    2. Jeremiah Coogan5/22/2015 9:34 pm

      Well, the very simple answer to your question is that the antiquity of a textual tradition in a language has no direct bearing on the stability of that tradition. There's no problem in the logic to argue that a translation reached a stable textual form before an older (but still developing) source text.
      This a question that needs to be solved by careful consideration of the evidence for textual variation and pluriformity in both traditions—and what you discover is a good deal of continuing fluidity in both Hebrew and Greek.
      There's also a certain degree of sleight of hand in Prof. Williams' argument. Yes, there were multiple recensions and continuing revisions in the Greek translations of Jewish Scripture (just like there's continuing development in the details of the HB, especially in terms of spelling, reading tradition, and segmentation). But there's no direct correlation between this undisputed point and the polemical assertion that therefore there is no consistency to the biblical text in Greek or that there was no sense of corpus. It's rather like saying that there is no Bible in English because we have the KJV, the RSV, the NRSV, and so forth.
      Prof. Williams is absolutely correct to challenge a simplistic view of 'the Septuagint' as a simple and utterly consistent entity. But it's just as problematic to deny the sense of corpus that's attested in the reception of the Greek translations of Scripture by at least the mid-first century CE.

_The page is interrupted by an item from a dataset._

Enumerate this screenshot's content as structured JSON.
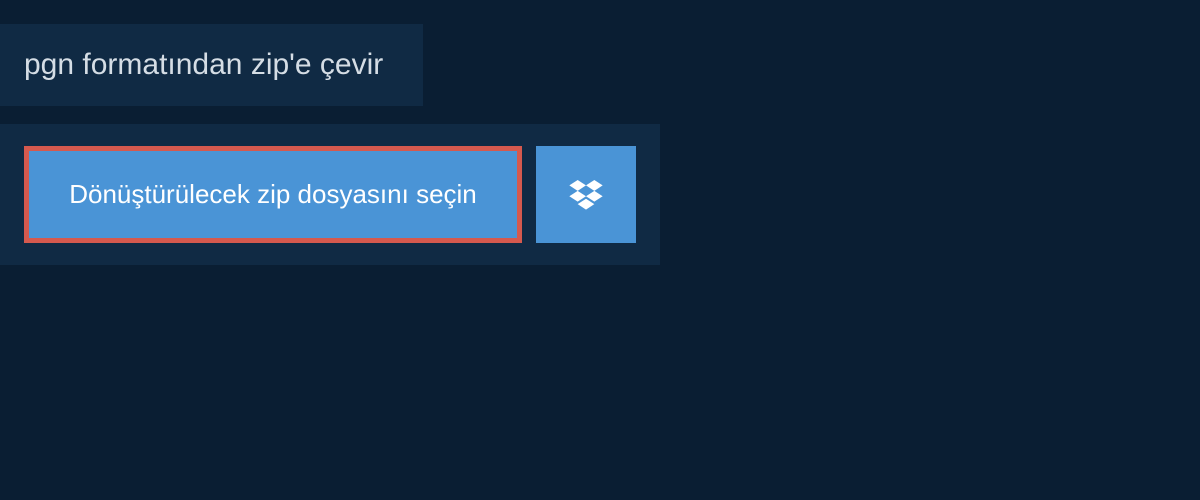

  5. I'm not against the idea of a unity of a corpus of pre-Christian Greek translations. My point is that this needs to be demonstrated rather than assumed. I currently have not seen any compelling reason to suppose that a first century Christian (for instance) would have certainly thought that the Greek version of Isaiah used in his or her synagogue was part of a unified translation corpus with the Pentateuch.

  6. I think it would be good for both Williams and Ross to write position papers and rejoinders and co-rejoinders for "open access" at ETC. Then once the dust has cleared, then allow clarifying questions from other scholars. Of course, most of this is probably more of a "philosophical" debate, but.....

  7. The largest proponents of the LXX don't care about any of this, and so the LXX will always retain value among them. The LXX at this point is first and foremost a liturgical text, in their eyes (I'm speaking of the Orthodox btw). And calling it into question or casting a suspicious eye over it's transmission is like calling their very tradition into question. Which isn't going to ever happen. They believe they are the apostolic church with an unbroken tradition, and have proven resilient enough to withstand centuries of persecution under Moorish occupation. I don't see how they'd ever be convinced that their Bible version is bad. Not with faith like that.

    Something about that gives it another kind of authority to me, that textual criticism could never do. I'm at the point where I want to see stronger traditions and strong faith. Not science.

    I don't know why other Christians wouldn't want to use it though. It encourages more Christological readings. If I was an atheist or Jew, then sure.. Masoretic all the way. :)